TASK BRIEF:
Which of the lines in the records below hold the string "specific"? Copy every one of them.
*** MATERIAL TO PROCESS Section Begins ***
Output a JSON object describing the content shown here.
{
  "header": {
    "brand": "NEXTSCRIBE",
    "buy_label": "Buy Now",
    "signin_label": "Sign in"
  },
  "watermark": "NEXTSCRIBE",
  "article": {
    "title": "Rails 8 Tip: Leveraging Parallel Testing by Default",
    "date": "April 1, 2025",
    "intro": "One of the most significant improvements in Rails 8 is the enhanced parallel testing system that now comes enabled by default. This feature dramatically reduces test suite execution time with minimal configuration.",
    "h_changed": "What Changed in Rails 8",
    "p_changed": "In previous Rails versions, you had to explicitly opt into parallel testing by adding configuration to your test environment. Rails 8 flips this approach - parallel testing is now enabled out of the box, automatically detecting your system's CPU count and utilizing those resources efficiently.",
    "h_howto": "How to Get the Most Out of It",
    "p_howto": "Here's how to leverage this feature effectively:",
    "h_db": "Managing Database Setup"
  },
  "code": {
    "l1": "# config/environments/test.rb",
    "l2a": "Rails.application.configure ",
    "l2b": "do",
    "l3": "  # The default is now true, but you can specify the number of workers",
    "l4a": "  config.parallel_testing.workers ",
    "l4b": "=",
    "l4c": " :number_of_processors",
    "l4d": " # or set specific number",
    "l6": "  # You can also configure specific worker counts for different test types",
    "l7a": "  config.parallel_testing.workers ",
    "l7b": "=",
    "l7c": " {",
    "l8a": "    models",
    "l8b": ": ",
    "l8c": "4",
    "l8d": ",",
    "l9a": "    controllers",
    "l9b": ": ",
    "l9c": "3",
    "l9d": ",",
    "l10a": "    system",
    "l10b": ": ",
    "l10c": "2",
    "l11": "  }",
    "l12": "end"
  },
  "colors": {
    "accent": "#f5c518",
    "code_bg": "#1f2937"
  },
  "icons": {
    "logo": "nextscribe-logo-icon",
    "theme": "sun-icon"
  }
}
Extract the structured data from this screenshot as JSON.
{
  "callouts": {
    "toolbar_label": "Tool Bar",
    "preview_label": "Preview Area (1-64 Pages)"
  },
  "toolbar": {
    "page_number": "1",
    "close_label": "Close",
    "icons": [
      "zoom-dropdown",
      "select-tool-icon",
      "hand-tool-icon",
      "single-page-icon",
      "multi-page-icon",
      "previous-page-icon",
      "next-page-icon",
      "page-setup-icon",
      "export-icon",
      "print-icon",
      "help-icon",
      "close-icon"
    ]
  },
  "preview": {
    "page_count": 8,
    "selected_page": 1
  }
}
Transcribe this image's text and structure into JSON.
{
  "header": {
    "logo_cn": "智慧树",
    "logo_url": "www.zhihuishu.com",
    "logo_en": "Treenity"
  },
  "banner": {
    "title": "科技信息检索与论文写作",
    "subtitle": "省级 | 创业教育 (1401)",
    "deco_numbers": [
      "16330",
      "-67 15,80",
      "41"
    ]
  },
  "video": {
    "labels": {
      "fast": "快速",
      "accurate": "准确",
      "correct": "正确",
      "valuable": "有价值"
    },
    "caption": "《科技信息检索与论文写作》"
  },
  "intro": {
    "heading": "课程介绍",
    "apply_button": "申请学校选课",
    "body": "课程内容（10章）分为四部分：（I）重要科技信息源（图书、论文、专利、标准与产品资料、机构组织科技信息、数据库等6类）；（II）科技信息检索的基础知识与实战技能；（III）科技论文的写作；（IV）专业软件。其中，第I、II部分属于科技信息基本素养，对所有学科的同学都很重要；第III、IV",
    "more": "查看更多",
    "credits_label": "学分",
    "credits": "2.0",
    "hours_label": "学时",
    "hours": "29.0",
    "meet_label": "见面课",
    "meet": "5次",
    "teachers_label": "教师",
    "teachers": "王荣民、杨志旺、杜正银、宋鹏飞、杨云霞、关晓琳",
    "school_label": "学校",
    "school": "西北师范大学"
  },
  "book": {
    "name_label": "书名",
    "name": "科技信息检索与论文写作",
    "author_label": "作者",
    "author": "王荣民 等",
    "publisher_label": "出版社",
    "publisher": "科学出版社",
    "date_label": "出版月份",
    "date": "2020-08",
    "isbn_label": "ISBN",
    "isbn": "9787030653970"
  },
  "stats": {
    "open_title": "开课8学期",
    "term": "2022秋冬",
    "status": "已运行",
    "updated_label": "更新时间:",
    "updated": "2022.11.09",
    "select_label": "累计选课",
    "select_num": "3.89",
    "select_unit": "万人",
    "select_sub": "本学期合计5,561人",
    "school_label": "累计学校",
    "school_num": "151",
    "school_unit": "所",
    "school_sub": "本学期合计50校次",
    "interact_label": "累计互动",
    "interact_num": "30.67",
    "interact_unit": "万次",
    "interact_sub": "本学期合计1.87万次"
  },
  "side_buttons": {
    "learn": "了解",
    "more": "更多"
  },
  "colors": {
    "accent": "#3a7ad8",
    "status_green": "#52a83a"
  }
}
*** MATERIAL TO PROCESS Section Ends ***
COMPLETED TASK:
    "l4d": " # or set specific number",
    "l6": "  # You can also configure specific worker counts for different test types",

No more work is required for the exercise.